TASK INPUTS:
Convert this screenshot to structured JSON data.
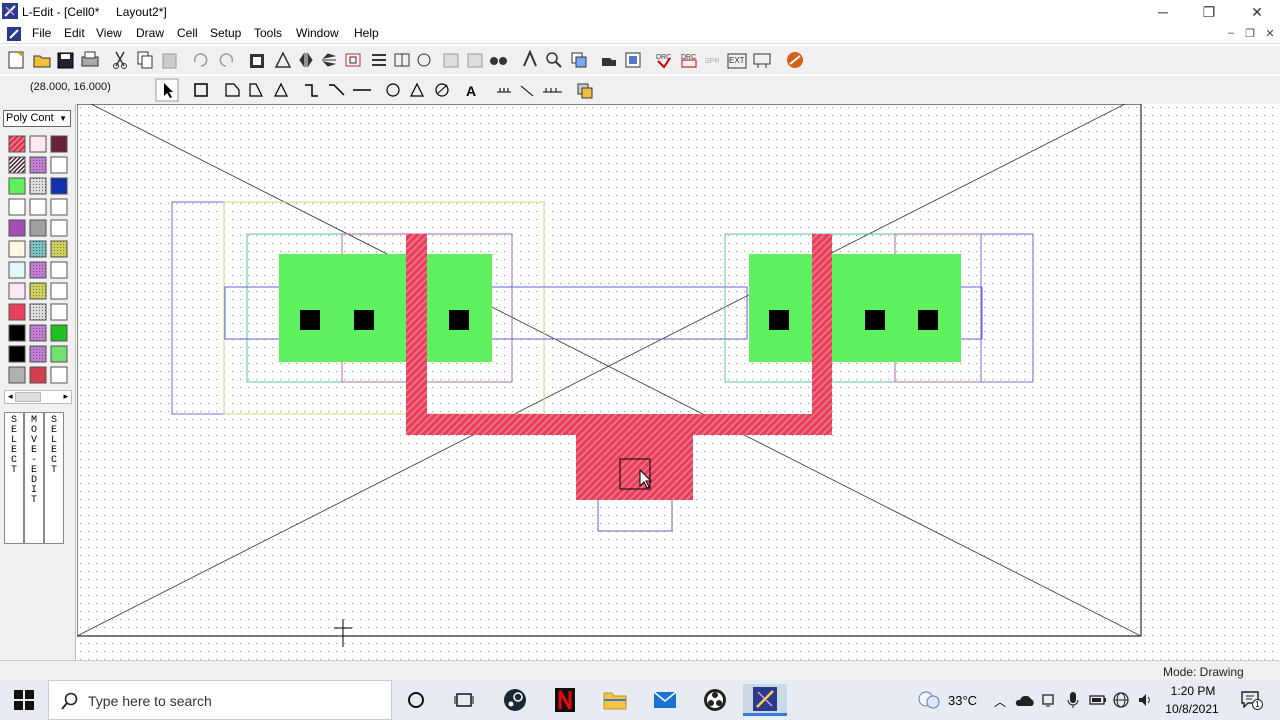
{
  "window": {
    "title": "L-Edit - [Cell0*     Layout2*]",
    "controls": [
      "minimize",
      "restore",
      "close"
    ]
  },
  "menu": {
    "items": [
      "File",
      "Edit",
      "View",
      "Draw",
      "Cell",
      "Setup",
      "Tools",
      "Window",
      "Help"
    ]
  },
  "toolbar2": {
    "cursor_coords": "(28.000, 16.000)"
  },
  "palette": {
    "layer_selected": "Poly Cont",
    "mouse_button_labels": [
      "SELECT",
      "MOVE-EDIT",
      "SELECT"
    ]
  },
  "status": {
    "mode": "Mode: Drawing"
  },
  "taskbar": {
    "search_placeholder": "Type here to search",
    "temperature": "33°C",
    "time": "1:20 PM",
    "date": "10/8/2021",
    "notification_count": "1"
  },
  "colors": {
    "poly": "#e8405a",
    "active": "#5ef05e",
    "contact": "#000000",
    "metal_outline": "#5a5ae0",
    "grid_dot": "#9a9a9a"
  }
}
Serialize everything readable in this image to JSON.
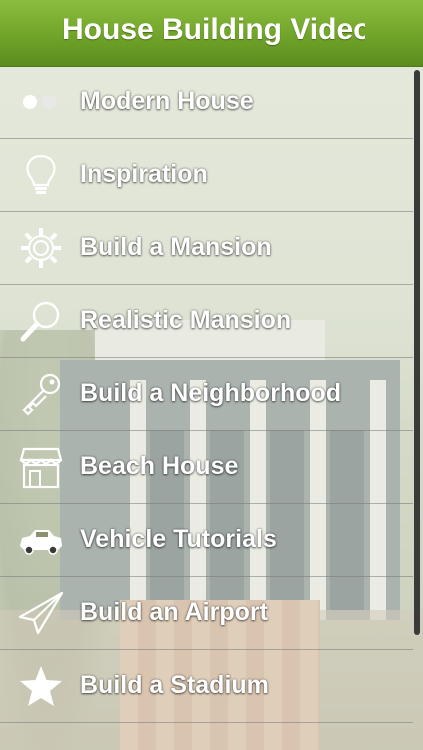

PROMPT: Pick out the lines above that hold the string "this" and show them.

RESULT OF THE EXERCISE:
Convert this screenshot to structured JSON data.
Serialize everything readable in this image to JSON.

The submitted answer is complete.